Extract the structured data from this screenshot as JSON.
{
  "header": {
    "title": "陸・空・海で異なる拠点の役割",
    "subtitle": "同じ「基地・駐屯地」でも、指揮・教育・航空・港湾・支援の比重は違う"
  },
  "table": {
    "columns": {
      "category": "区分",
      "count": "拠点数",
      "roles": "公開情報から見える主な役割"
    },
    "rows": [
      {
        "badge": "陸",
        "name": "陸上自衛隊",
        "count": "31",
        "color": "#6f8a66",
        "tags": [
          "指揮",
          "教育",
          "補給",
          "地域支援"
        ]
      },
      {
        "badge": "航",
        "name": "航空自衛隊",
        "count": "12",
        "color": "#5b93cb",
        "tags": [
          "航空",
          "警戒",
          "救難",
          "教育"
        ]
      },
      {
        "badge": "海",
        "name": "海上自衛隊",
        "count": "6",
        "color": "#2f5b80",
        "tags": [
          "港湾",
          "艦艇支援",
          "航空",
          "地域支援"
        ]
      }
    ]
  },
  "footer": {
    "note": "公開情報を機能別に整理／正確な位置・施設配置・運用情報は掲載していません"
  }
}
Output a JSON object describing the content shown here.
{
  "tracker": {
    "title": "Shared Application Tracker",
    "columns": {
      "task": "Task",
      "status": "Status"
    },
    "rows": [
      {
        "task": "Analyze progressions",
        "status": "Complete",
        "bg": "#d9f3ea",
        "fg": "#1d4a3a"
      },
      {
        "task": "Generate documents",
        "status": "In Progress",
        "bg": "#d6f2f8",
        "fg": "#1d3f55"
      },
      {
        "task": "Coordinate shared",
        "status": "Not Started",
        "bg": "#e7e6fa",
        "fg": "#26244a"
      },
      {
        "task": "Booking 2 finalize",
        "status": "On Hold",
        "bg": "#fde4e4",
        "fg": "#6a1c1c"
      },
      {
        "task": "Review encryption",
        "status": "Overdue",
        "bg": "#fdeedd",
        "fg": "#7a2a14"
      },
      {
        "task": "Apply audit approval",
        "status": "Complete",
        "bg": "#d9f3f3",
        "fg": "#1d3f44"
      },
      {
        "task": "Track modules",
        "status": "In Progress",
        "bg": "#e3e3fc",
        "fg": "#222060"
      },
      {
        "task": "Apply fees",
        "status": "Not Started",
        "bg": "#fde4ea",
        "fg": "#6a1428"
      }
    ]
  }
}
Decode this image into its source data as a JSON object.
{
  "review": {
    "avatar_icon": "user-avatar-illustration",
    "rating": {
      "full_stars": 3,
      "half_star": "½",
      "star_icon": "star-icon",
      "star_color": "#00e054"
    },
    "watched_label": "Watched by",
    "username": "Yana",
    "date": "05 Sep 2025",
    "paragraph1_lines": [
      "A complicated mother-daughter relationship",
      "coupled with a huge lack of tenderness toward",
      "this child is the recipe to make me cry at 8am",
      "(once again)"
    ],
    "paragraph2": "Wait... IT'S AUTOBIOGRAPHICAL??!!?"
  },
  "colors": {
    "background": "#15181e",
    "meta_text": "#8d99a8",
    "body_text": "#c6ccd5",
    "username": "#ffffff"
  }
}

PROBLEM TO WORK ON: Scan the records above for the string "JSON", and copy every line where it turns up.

EXERCISE ANSWER:
Extract the structured data from this screenshot as JSON.
Output a JSON object describing the content shown here.
Decode this image into its source data as a JSON object.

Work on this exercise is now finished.